** Opening Exercise input block **
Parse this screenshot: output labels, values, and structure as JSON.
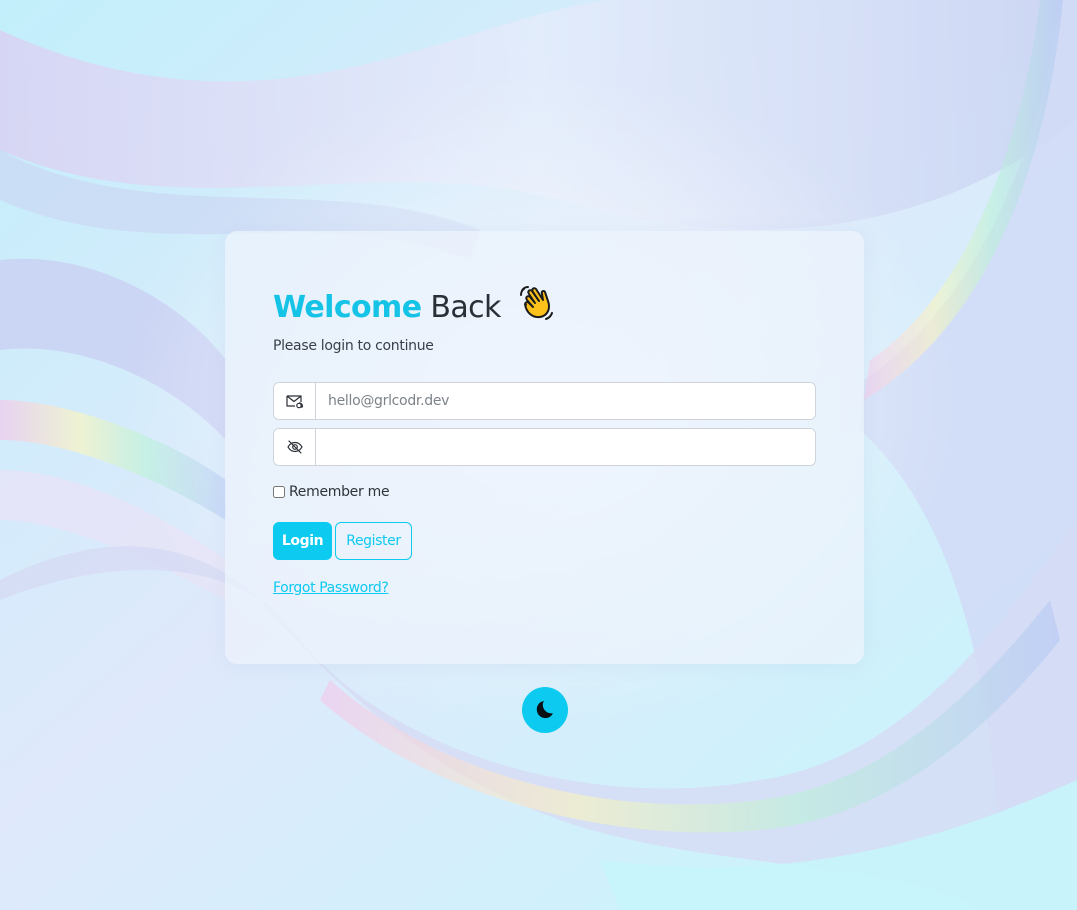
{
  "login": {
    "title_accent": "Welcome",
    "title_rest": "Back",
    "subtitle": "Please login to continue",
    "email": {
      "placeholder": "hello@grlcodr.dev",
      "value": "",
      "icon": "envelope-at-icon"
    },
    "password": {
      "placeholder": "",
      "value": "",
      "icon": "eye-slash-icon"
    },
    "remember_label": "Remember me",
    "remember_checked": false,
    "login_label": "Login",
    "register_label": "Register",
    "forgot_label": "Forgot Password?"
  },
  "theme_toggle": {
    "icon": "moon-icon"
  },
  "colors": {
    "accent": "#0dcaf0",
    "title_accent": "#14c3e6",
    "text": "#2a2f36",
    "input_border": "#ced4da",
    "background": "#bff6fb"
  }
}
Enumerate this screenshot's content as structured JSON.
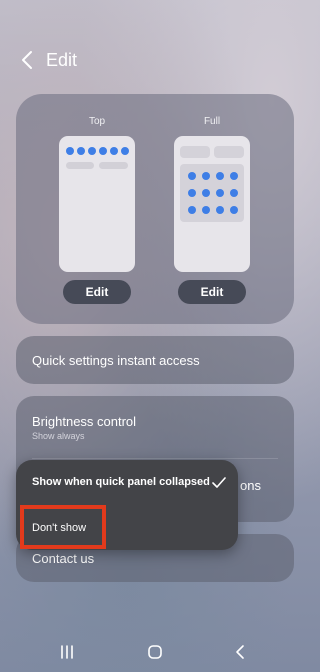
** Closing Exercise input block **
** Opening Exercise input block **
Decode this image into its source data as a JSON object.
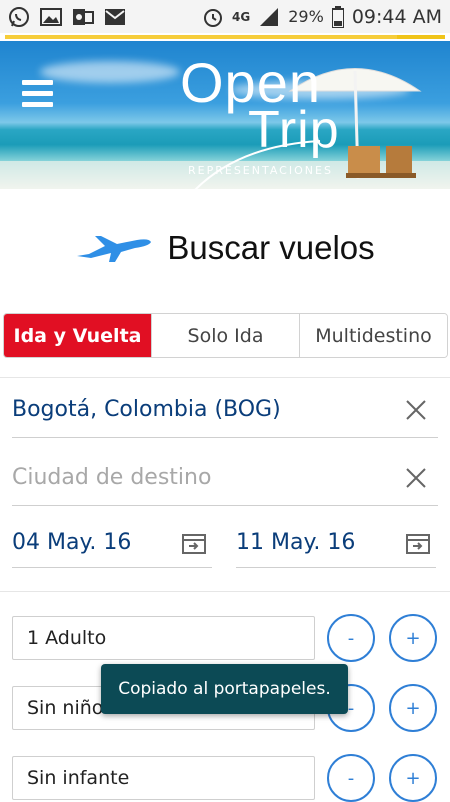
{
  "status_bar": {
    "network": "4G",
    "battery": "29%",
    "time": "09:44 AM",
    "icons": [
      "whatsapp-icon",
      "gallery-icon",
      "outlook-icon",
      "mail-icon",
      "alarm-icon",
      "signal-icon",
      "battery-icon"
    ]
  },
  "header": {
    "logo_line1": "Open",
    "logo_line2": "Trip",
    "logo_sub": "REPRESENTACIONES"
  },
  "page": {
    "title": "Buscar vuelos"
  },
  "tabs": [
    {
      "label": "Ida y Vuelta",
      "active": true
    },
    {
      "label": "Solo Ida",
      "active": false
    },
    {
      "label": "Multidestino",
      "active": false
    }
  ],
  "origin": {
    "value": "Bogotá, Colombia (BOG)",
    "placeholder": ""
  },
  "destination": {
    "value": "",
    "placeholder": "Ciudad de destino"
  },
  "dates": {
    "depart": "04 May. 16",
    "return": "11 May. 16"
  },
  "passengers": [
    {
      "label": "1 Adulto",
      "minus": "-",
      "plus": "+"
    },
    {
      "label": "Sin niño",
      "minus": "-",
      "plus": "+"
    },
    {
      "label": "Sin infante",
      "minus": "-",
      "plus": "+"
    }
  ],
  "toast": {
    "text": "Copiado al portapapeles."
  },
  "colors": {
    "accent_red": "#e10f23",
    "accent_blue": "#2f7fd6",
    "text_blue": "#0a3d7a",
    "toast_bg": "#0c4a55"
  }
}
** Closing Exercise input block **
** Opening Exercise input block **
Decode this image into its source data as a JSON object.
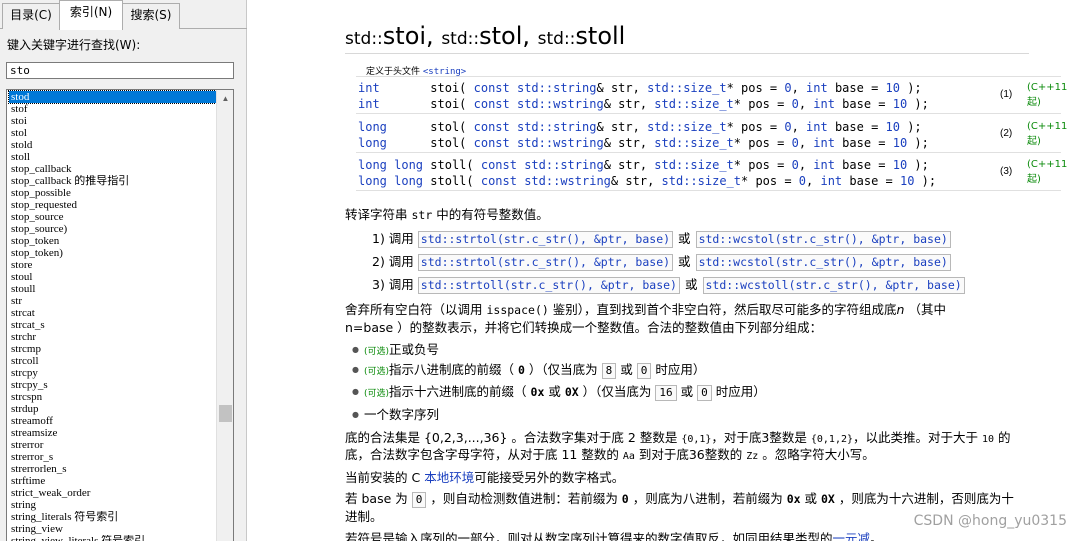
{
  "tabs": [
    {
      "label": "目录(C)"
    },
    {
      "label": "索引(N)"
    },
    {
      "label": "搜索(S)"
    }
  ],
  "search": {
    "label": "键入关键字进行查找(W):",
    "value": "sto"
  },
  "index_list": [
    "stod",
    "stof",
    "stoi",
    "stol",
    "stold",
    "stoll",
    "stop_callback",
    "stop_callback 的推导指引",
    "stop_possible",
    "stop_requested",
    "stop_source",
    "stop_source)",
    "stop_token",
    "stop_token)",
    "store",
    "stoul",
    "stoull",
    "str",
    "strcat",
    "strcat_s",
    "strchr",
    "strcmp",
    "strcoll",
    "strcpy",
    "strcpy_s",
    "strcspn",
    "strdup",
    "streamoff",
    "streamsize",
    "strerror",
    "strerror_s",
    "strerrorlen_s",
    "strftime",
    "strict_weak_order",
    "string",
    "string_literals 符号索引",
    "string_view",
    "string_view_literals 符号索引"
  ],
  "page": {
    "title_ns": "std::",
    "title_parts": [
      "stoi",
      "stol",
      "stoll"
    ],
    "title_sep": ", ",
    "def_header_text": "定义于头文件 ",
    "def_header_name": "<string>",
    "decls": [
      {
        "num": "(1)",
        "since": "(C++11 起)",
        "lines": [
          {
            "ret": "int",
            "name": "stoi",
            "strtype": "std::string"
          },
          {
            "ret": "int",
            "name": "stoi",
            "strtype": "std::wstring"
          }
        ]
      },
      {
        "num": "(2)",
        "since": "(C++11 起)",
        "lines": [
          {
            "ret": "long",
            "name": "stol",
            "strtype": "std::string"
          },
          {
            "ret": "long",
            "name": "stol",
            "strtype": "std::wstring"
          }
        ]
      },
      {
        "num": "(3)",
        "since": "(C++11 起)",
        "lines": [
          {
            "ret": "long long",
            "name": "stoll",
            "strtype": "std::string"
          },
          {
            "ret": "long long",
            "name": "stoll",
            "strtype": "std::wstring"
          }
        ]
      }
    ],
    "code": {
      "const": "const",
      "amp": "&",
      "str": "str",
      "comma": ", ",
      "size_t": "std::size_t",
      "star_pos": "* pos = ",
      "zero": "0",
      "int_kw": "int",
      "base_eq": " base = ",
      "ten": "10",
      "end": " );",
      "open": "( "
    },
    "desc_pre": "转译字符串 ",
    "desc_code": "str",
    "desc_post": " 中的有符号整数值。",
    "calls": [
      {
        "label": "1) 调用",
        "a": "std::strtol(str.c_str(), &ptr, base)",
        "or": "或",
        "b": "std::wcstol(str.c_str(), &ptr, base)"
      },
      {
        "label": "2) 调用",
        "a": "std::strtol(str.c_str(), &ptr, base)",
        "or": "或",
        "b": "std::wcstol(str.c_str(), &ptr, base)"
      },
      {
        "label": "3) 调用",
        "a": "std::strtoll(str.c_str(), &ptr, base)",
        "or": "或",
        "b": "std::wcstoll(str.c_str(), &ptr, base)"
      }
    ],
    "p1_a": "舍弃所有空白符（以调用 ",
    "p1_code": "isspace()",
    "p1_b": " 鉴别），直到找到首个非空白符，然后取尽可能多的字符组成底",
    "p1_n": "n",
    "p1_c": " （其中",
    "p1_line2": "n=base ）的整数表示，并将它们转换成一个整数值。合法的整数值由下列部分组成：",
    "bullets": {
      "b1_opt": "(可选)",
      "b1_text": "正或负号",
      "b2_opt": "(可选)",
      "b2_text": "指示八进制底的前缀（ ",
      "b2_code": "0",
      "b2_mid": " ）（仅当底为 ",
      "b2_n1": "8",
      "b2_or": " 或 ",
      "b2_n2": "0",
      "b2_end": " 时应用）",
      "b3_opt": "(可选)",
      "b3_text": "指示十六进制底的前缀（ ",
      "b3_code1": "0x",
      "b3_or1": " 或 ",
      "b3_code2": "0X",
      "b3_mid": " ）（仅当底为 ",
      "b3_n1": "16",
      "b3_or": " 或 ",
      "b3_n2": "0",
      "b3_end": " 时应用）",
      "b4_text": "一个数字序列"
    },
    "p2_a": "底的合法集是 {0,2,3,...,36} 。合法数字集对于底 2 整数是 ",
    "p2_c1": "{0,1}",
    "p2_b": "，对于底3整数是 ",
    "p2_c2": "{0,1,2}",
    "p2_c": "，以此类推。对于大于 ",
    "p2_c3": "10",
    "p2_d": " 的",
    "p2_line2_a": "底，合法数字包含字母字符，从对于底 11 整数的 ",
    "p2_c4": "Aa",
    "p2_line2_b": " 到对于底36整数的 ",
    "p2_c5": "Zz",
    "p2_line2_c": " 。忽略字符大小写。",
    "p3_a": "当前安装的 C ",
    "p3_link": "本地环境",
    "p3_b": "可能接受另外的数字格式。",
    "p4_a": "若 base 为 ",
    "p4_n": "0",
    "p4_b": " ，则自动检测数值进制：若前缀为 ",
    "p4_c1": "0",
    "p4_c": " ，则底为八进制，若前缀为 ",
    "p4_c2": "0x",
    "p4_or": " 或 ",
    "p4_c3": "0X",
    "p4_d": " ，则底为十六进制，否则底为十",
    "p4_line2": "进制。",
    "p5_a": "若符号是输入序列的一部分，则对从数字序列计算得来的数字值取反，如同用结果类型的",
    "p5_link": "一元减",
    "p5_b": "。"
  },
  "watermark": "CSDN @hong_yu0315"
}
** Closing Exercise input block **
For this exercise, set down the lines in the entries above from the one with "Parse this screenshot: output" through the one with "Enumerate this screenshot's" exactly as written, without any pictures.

Parse this screenshot: output labels, values, and structure as JSON.
{
  "login": {
    "title_accent": "Welcome",
    "title_rest": "Back",
    "subtitle": "Please login to continue",
    "email": {
      "placeholder": "hello@grlcodr.dev",
      "value": "",
      "icon": "envelope-at-icon"
    },
    "password": {
      "placeholder": "",
      "value": "",
      "icon": "eye-slash-icon"
    },
    "remember_label": "Remember me",
    "remember_checked": false,
    "login_label": "Login",
    "register_label": "Register",
    "forgot_label": "Forgot Password?"
  },
  "theme_toggle": {
    "icon": "moon-icon"
  },
  "colors": {
    "accent": "#0dcaf0",
    "title_accent": "#14c3e6",
    "text": "#2a2f36",
    "input_border": "#ced4da",
    "background": "#bff6fb"
  }
}
Enumerate this screenshot's content as structured JSON.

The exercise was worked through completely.